Exercise brief: Scan the records for "glyph" and copy each line that contains it.

--------------------

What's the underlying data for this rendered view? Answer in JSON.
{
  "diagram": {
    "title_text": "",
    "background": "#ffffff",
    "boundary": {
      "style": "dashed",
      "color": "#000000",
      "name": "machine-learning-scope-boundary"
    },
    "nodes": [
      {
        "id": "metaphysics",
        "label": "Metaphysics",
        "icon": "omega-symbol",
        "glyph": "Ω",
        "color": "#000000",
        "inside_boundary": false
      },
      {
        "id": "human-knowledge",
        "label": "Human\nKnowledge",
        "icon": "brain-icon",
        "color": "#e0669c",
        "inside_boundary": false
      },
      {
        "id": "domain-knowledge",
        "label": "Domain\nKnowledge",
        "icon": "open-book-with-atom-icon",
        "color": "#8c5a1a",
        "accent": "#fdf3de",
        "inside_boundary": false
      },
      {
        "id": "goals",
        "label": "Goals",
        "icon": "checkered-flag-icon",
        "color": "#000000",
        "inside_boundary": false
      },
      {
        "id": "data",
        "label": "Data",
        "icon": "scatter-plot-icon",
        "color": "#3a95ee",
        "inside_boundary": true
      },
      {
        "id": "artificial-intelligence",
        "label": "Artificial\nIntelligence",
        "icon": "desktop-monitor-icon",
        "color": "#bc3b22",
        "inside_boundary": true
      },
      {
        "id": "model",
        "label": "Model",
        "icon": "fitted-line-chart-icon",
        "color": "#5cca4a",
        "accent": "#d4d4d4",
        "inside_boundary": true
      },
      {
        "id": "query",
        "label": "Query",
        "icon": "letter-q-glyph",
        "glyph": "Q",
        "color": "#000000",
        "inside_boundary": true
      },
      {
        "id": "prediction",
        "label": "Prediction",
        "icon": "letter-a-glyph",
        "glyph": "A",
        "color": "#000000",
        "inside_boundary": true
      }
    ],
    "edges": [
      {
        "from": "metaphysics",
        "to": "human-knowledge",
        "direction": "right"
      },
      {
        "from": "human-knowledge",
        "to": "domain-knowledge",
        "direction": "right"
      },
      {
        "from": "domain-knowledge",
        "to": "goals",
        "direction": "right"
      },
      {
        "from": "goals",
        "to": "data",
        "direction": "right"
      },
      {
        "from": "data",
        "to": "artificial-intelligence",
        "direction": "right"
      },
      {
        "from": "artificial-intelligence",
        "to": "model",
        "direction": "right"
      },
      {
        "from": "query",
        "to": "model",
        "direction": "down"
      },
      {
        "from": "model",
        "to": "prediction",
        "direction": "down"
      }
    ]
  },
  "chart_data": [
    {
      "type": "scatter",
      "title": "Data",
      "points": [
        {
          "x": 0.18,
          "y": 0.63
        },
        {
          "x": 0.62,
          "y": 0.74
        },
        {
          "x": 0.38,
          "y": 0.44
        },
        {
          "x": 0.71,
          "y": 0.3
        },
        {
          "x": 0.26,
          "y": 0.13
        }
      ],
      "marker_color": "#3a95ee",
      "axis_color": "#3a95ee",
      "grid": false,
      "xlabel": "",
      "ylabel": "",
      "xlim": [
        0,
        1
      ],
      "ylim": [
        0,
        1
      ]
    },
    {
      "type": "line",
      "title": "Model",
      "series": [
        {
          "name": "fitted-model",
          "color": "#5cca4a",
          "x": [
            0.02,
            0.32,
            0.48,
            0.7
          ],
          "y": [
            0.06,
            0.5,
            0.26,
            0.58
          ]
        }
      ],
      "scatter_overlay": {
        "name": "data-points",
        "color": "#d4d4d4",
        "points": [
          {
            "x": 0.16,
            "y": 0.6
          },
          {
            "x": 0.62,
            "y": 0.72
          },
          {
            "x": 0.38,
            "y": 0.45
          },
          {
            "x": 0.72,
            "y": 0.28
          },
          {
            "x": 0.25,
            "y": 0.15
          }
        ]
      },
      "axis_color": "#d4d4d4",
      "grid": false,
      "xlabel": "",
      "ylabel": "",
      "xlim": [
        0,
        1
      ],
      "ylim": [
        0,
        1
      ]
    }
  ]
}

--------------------

Written answer:
        "glyph": "Ω",
        "icon": "letter-q-glyph",
        "glyph": "Q",
        "icon": "letter-a-glyph",
        "glyph": "A",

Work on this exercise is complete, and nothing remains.